Reminds New Jersey Residents Not to Feed Bears
(03/170) TRENTON - In
light of the fact that the number of black bears entering
homes in New Jersey has surpassed last year's record level,
Department of Environmental Protection (DEP) Commissioner
Bradley M. Campbell reminds residents not to feed bears.
Bears increase their foraging this time of year to put on
weight for their winter dormancy.
"Whether or not it is done intentionally,
feeding bears is inhumane and dangerous, because it can
ultimately lead to aggressive bear behavior," Campbell
said. "Once a bear associates people with food, it
is only a matter of time before it pursues garbage and food
stored in peoples' homes."
So far this year, the DEP's Division of
Fish and Wildlife has documented 58 instances of bears entering
homes in North Jersey, three more home entries than last
year. In addition, the DEP has documented 21 attempted home
Just last week, a homeowner in West Milford,
Passaic County, heard banging at his front door only to
find a bear with its face pressed against the screen. A
similar looking bear was seen the prior week rooting through

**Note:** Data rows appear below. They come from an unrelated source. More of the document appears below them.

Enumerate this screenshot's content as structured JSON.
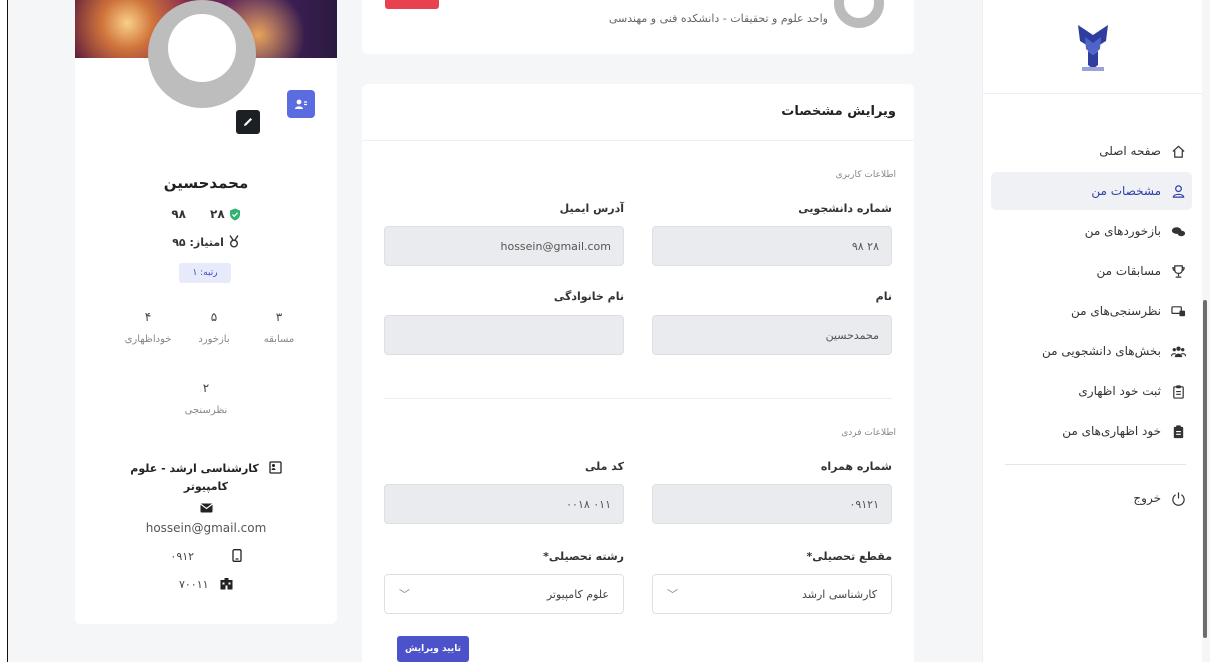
{
  "sidebar": {
    "items": [
      {
        "label": "صفحه اصلی",
        "icon": "home-icon"
      },
      {
        "label": "مشخصات من",
        "icon": "user-icon",
        "active": true
      },
      {
        "label": "بازخوردهای من",
        "icon": "comments-icon"
      },
      {
        "label": "مسابقات من",
        "icon": "trophy-icon"
      },
      {
        "label": "نظرسنجی‌های من",
        "icon": "survey-icon"
      },
      {
        "label": "بخش‌های دانشجویی من",
        "icon": "group-icon"
      },
      {
        "label": "ثبت خود اظهاری",
        "icon": "clipboard-icon"
      },
      {
        "label": "خود اظهاری‌های من",
        "icon": "clipboard-list-icon"
      }
    ],
    "logout": "خروج"
  },
  "top": {
    "unit": "واحد علوم و تحقیقات - دانشکده فنی و مهندسی"
  },
  "form": {
    "title": "ویرایش مشخصات",
    "section_user": "اطلاعات کاربری",
    "section_personal": "اطلاعات فردی",
    "student_id_label": "شماره دانشجویی",
    "student_id_value": "۹۸  ۲۸",
    "email_label": "آدرس ایمیل",
    "email_value": "hossein@gmail.com",
    "first_name_label": "نام",
    "first_name_value": "محمدحسین",
    "last_name_label": "نام خانوادگی",
    "last_name_value": "",
    "mobile_label": "شماره همراه",
    "mobile_value": "۰۹۱۲۱",
    "national_code_label": "کد ملی",
    "national_code_value": "۰۰۱۸  ۰۱۱",
    "degree_label": "مقطع تحصیلی*",
    "degree_value": "کارشناسی ارشد",
    "major_label": "رشته تحصیلی*",
    "major_value": "علوم کامپیوتر",
    "submit": "تایید ویرایش"
  },
  "profile": {
    "name": "محمدحسین",
    "id_left": "۹۸",
    "id_right": "۲۸",
    "score": "امتیاز: ۹۵",
    "rank": "رتبه: ۱",
    "stats": [
      {
        "num": "۳",
        "label": "مسابقه"
      },
      {
        "num": "۵",
        "label": "بازخورد"
      },
      {
        "num": "۴",
        "label": "خوداظهاری"
      }
    ],
    "survey_num": "۲",
    "survey_label": "نظرسنجی",
    "degree": "کارشناسی ارشد - علوم کامپیوتر",
    "email": "hossein@gmail.com",
    "phone": "۰۹۱۲",
    "code": "۷۰۰۱۱"
  }
}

the resident's garbage.
Earlier this month, a 400-pound bear marked
with yellow ear tags entered a homeowner's garage in Stillwater,

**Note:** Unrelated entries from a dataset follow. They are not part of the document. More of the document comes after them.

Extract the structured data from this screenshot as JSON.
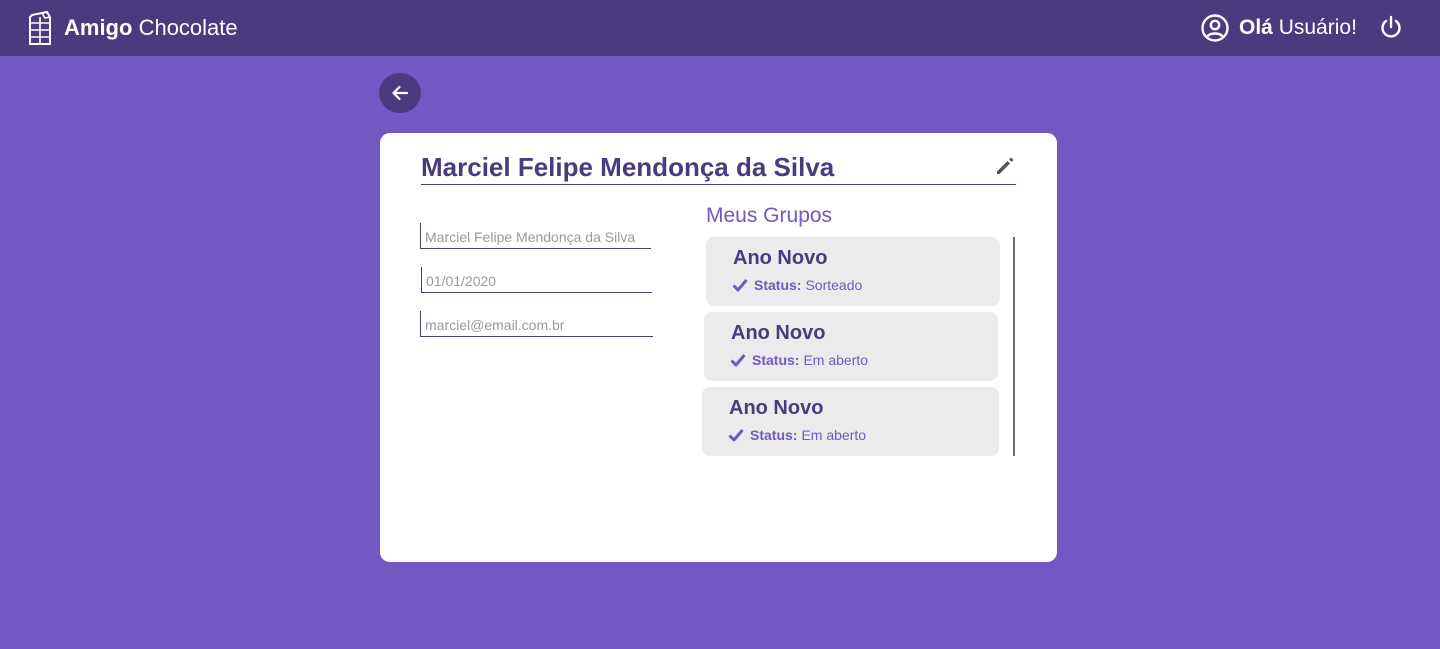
{
  "header": {
    "brand_bold": "Amigo",
    "brand_light": "Chocolate",
    "greeting_bold": "Olá",
    "greeting_rest": "Usuário!"
  },
  "profile": {
    "name": "Marciel Felipe Mendonça da Silva",
    "fields": {
      "name_placeholder": "Marciel Felipe Mendonça da Silva",
      "date_placeholder": "01/01/2020",
      "email_placeholder": "marciel@email.com.br"
    }
  },
  "groups": {
    "title": "Meus Grupos",
    "items": [
      {
        "name": "Ano Novo",
        "status_label": "Status:",
        "status_value": "Sorteado"
      },
      {
        "name": "Ano Novo",
        "status_label": "Status:",
        "status_value": "Em aberto"
      },
      {
        "name": "Ano Novo",
        "status_label": "Status:",
        "status_value": "Em aberto"
      }
    ]
  },
  "icons": {
    "logo": "chocolate-bar-icon",
    "user": "user-circle-icon",
    "power": "power-icon",
    "back": "arrow-left-icon",
    "edit": "pencil-icon",
    "check": "check-icon"
  },
  "colors": {
    "background": "#7258c2",
    "header": "#4a3a7e",
    "accent": "#7258c2",
    "card": "#ffffff",
    "group_card": "#ebebeb"
  }
}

Sussex County, by breaking a glass door to get at garbage.
A bear of identical description returned the following week,
pushing in the plywood where the glass used to be.
Bears have attempted to push in window-mounted
air conditioners to gain access to homes, but more often
they push through screen doors or windows, or tear the doors
off garages. Bears broke into vehicles nine times this year.
Black bears will consume whatever is available,
so it is important to keep one's property as temptation-free
Bear-proofing one's home includes storing
garbage in an airtight container in a secure area, such
as a basement. Garbage containers should be washed at least
once a week with a disinfectant to eliminate odors. Outside
feeding of dogs and cats should occur only during daylight,
and any uneaten food should be removed immediately. Birdfeeders
should be hung from a free-hanging wire at least eight feed
above the ground. Barbecue grills should be cleaned to minimize
food odors and stored securely.
Bear damage and nuisance complaints may
be reported to the DEP's Wildlife Control Unit weekdays
between 8:30 a.m. and 4:30 p.m. by calling (908) 735-8793.
For the fastest response, residents should call their local